Problem to solve ▸ Find the word "title" in the data below and copy each line that holds it.

Stored data ▸
# # # # # # #

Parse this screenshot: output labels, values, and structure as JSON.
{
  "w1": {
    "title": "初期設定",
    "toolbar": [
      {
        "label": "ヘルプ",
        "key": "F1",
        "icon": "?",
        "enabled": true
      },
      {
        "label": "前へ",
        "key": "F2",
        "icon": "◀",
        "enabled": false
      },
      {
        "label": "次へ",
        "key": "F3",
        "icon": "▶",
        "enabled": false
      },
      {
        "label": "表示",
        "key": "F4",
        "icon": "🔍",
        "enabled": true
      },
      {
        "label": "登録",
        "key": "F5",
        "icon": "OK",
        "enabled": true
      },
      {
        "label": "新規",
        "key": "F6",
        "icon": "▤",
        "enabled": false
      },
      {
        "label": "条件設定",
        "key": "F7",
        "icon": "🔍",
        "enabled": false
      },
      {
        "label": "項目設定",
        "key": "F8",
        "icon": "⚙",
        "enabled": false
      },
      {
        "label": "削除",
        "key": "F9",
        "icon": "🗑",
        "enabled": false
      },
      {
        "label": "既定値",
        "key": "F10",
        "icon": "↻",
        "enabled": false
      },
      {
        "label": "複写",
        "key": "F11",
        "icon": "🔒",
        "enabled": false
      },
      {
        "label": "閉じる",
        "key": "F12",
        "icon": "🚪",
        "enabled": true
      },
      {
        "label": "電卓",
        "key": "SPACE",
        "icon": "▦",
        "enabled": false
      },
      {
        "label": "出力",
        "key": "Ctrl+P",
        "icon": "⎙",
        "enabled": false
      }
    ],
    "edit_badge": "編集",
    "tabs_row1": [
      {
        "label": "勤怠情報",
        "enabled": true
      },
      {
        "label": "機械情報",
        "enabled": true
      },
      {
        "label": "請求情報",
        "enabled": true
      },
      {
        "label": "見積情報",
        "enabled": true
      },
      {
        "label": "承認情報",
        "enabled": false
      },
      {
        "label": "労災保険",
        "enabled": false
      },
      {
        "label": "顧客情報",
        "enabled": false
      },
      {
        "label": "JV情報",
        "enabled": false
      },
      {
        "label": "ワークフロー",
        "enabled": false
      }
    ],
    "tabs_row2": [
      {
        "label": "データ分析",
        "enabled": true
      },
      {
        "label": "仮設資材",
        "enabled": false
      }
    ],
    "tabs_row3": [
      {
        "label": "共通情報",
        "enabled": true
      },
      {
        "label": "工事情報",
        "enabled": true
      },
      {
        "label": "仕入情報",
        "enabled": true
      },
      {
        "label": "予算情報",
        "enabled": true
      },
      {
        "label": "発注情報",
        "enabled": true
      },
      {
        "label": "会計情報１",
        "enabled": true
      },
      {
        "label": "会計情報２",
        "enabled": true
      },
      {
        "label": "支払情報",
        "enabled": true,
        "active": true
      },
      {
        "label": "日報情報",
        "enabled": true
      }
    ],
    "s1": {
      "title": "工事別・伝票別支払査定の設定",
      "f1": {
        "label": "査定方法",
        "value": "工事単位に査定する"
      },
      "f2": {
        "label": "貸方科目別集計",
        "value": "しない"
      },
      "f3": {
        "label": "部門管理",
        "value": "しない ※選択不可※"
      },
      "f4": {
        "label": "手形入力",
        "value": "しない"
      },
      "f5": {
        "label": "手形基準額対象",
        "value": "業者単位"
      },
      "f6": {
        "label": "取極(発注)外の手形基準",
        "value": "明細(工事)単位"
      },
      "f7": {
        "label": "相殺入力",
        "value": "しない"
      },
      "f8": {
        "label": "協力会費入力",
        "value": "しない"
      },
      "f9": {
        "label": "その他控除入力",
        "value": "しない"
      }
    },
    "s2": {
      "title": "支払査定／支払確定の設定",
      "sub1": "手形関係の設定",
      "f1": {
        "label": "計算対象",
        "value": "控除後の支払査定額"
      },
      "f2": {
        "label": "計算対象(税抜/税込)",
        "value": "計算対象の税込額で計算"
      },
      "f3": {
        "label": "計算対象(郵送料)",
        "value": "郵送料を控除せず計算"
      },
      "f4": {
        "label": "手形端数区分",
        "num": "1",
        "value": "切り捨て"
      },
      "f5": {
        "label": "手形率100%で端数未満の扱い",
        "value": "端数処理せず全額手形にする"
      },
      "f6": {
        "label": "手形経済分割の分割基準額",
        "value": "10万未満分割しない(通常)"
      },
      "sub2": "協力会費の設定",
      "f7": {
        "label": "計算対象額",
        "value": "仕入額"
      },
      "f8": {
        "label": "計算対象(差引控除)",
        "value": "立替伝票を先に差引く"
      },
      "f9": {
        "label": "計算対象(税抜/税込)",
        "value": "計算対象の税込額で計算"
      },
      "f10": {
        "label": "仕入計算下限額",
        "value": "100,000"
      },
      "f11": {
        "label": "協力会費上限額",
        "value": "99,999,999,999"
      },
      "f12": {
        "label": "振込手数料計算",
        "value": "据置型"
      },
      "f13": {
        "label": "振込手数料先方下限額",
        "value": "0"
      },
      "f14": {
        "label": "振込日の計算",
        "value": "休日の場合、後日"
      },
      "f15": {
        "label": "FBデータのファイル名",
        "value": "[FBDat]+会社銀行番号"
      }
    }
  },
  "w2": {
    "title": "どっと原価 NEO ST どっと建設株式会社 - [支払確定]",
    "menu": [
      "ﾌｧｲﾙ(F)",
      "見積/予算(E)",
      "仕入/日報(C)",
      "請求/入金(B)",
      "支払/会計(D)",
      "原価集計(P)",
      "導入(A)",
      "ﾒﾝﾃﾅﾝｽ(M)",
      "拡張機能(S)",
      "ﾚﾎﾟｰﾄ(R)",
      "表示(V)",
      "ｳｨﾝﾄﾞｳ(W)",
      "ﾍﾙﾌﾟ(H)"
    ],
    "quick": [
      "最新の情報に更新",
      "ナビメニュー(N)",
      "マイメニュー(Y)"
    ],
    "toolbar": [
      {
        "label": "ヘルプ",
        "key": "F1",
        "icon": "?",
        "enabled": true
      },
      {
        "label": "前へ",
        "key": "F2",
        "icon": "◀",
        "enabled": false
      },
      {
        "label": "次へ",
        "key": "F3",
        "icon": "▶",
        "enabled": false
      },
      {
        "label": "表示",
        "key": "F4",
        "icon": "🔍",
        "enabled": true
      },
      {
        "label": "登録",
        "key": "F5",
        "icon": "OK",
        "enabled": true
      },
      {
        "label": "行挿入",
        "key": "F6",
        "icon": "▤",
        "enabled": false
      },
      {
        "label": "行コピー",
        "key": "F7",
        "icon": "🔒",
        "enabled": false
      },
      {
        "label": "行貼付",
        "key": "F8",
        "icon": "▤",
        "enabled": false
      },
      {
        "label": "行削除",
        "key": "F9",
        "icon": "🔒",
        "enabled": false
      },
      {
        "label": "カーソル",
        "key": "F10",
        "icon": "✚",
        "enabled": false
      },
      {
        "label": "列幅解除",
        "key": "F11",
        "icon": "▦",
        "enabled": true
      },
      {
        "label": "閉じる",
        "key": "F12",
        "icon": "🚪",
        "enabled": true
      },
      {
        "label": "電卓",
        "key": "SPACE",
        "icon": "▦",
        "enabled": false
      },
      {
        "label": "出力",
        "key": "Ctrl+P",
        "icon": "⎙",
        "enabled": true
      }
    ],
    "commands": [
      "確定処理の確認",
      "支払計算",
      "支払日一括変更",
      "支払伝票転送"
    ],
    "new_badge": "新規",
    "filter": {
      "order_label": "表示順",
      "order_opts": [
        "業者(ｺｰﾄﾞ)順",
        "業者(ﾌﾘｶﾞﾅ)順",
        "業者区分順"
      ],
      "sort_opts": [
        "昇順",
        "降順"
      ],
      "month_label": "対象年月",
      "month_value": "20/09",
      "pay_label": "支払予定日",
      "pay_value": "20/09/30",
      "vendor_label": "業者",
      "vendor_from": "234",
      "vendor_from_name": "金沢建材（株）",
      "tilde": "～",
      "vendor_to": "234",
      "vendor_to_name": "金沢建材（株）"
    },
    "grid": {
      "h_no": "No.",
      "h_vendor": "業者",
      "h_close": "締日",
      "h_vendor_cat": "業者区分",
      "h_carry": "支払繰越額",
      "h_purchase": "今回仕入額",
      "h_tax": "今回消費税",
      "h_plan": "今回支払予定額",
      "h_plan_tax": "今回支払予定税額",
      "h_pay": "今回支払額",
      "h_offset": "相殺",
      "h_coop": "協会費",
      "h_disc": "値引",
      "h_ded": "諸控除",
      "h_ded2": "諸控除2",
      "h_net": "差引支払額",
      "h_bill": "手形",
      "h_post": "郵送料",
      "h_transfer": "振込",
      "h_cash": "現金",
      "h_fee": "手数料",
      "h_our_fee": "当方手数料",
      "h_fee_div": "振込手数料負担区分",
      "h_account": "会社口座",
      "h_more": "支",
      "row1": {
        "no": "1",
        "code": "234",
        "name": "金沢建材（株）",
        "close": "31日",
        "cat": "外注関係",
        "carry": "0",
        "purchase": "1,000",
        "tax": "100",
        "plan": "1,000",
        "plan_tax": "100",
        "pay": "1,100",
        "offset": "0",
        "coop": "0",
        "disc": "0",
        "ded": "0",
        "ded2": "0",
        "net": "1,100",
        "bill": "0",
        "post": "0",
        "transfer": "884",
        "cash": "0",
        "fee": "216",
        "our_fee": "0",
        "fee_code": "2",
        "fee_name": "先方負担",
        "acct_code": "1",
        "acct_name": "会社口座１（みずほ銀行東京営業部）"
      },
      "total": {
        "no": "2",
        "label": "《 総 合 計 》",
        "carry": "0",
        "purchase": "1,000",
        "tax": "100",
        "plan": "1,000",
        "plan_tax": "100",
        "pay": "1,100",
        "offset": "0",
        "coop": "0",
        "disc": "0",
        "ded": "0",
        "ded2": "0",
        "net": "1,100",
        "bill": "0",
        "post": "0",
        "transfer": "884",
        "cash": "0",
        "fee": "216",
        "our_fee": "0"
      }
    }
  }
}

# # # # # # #

Answer to the exercise ▸
    "title": "初期設定",
      "title": "工事別・伝票別支払査定の設定",
      "title": "支払査定／支払確定の設定",
    "title": "どっと原価 NEO ST どっと建設株式会社 - [支払確定]",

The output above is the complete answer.